Attack of the clones?
The announcement (still not verified) that a cloned baby has been born seems likely to produce the usual handwringing about Brave New World and technology running ahead of the law. In fact, while it will be almost impossible to stop human cloning, my assessment is that the net social impact will be close to zero.
The basic premise for this claim is that hardly anyone wants a fundamental alternative to the traditional method of conception. All the popular applications of human reproductive technologies have involved making the traditional method work more reliably – either by enabling infertile couples to have children or by preventing the transmission of genetic defects.
Conversely, most of the supposed ‘Brave New World’ applications have been feasible, using low-tech methods, since the dawn of time, or at least since the basics of genetics became properly understood around a century ago. The only widespread example of genetic selection has been the use of amniocentesis, followed by selective abortion, for sex selection. This is just a marginally modified version of selective infanticide, though for some, the differences are crucial. A similar point applies to the most likely non-therapeutic use of cloning, to permit lesbians to have children without male intervention.
With these marginal exceptions, interest in human applications of genetic engineering, both high-tech and low-tech, has been close to zero.

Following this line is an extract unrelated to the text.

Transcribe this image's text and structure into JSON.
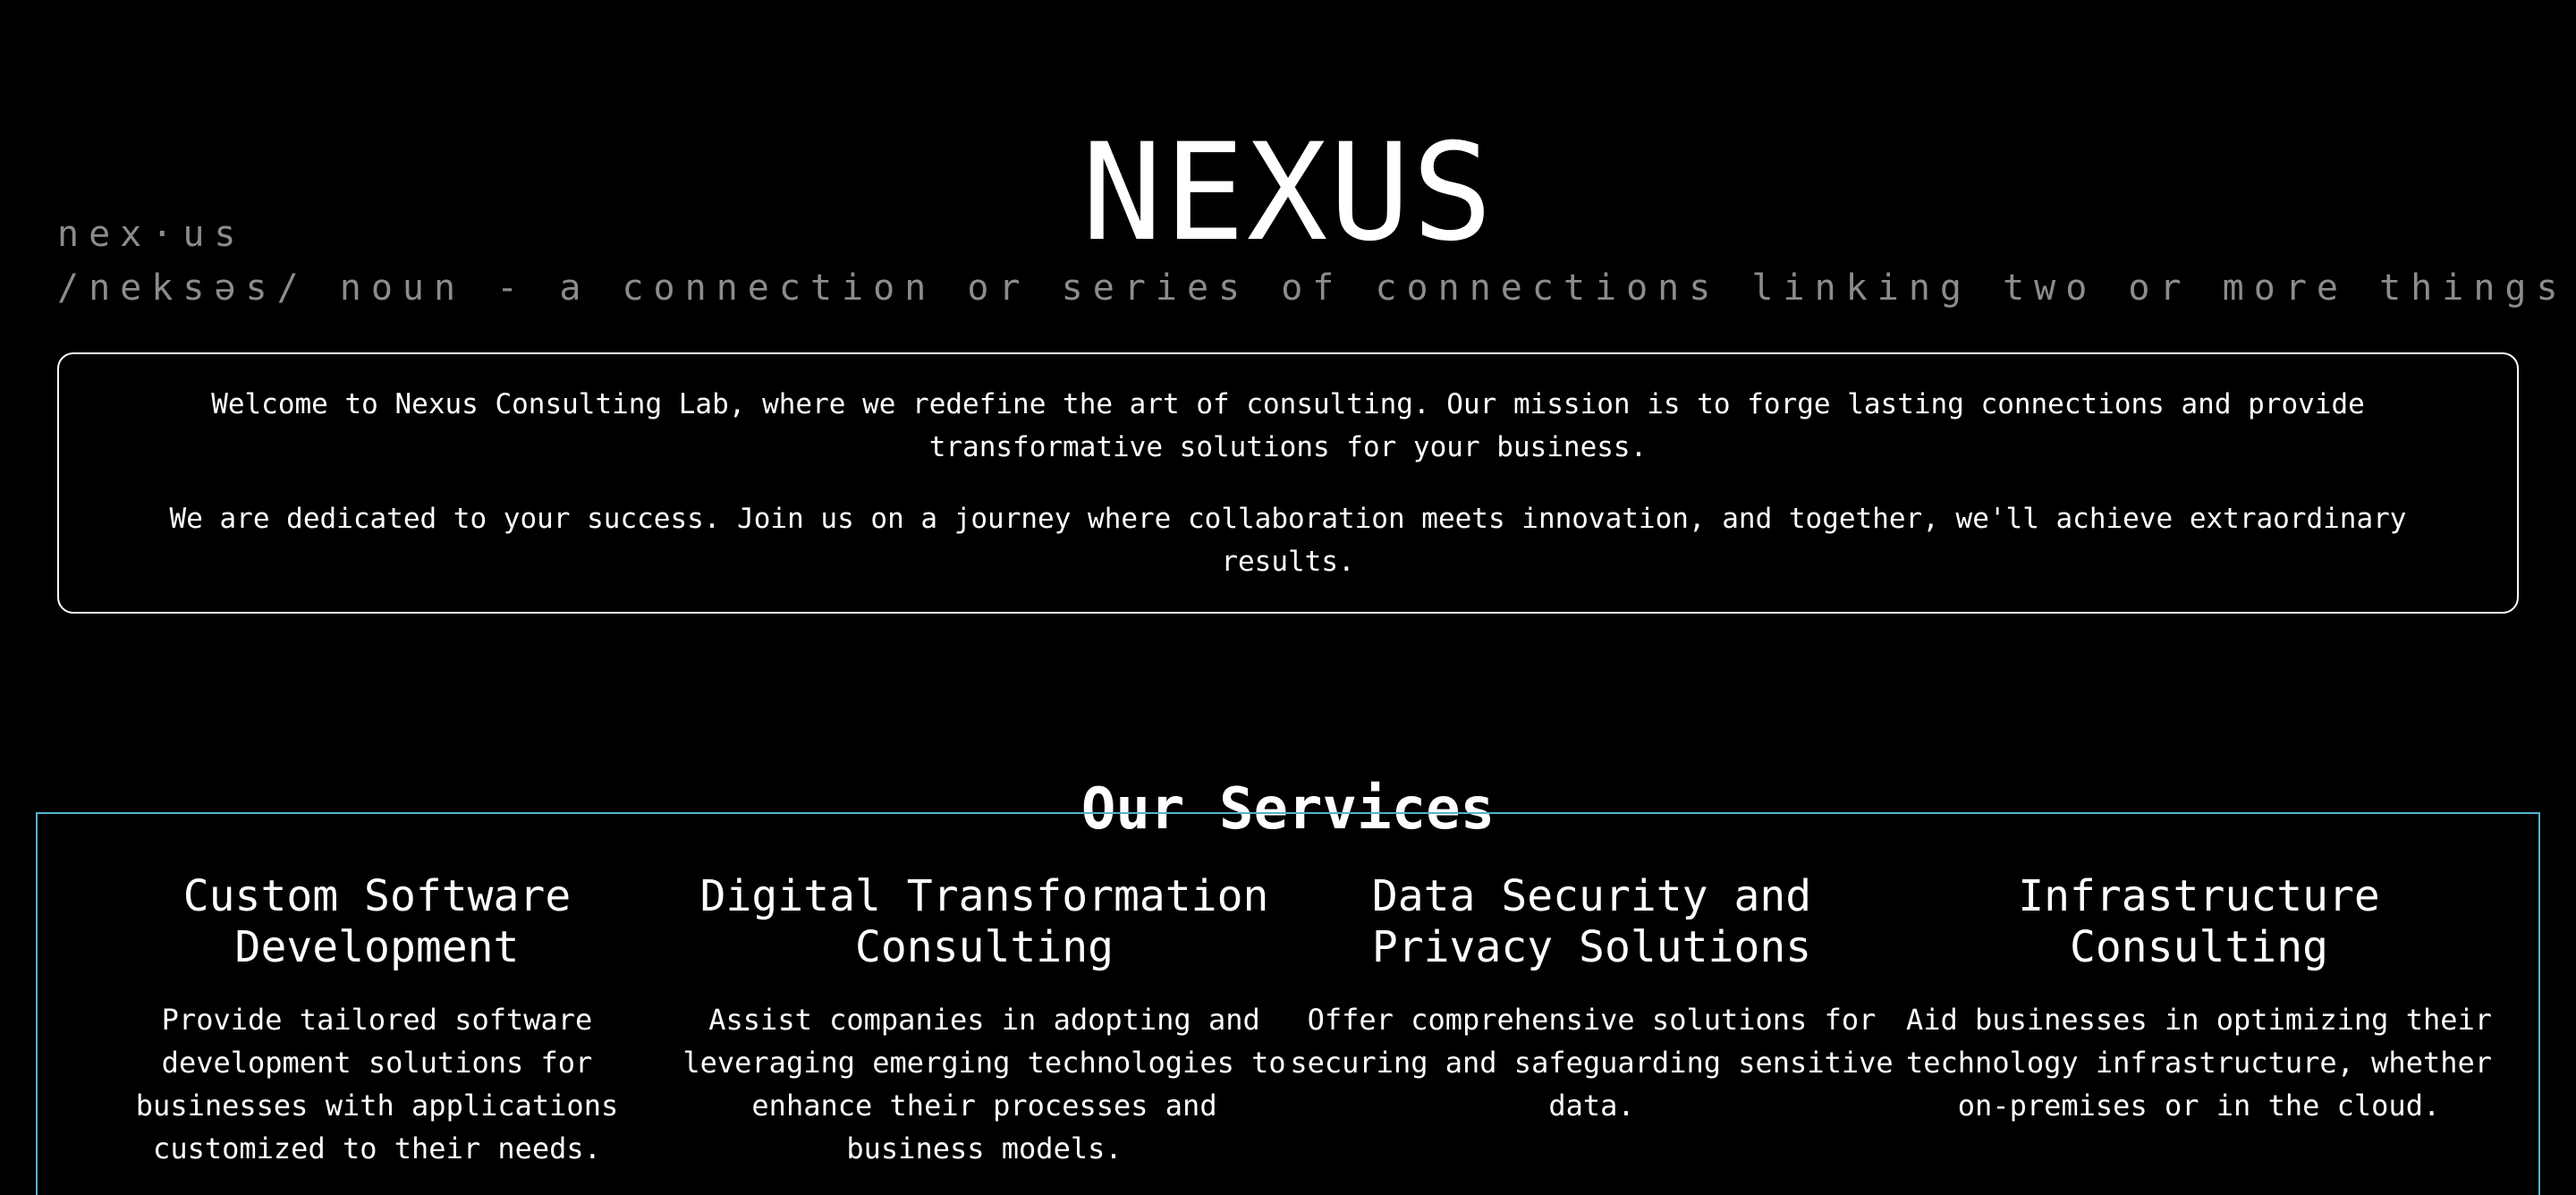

From attempts at promoting eugenic breeding in the early 20th century to the ‘genius’ sperm bank of the 1980s, hardly anyone has been interested in improving the genetic quality of the species, and particularly not if it involved removing their own genes from the pool (of course, as the famous Darwin awards attest, many of the less-fit manage to find creative ways of removing their genes from the pool before reproducing).
Coming back to cloning, if a science-fiction version of cloning were possible, producing exact adult copies of a given individual, there would probably be men rich and egotistical enough to go for it (I can’t imagine women being interested). But I doubt that many men would really want an identical twin thirty years younger than themselves, and whose inevitably disappointing behavior can’t be blamed on anyone else.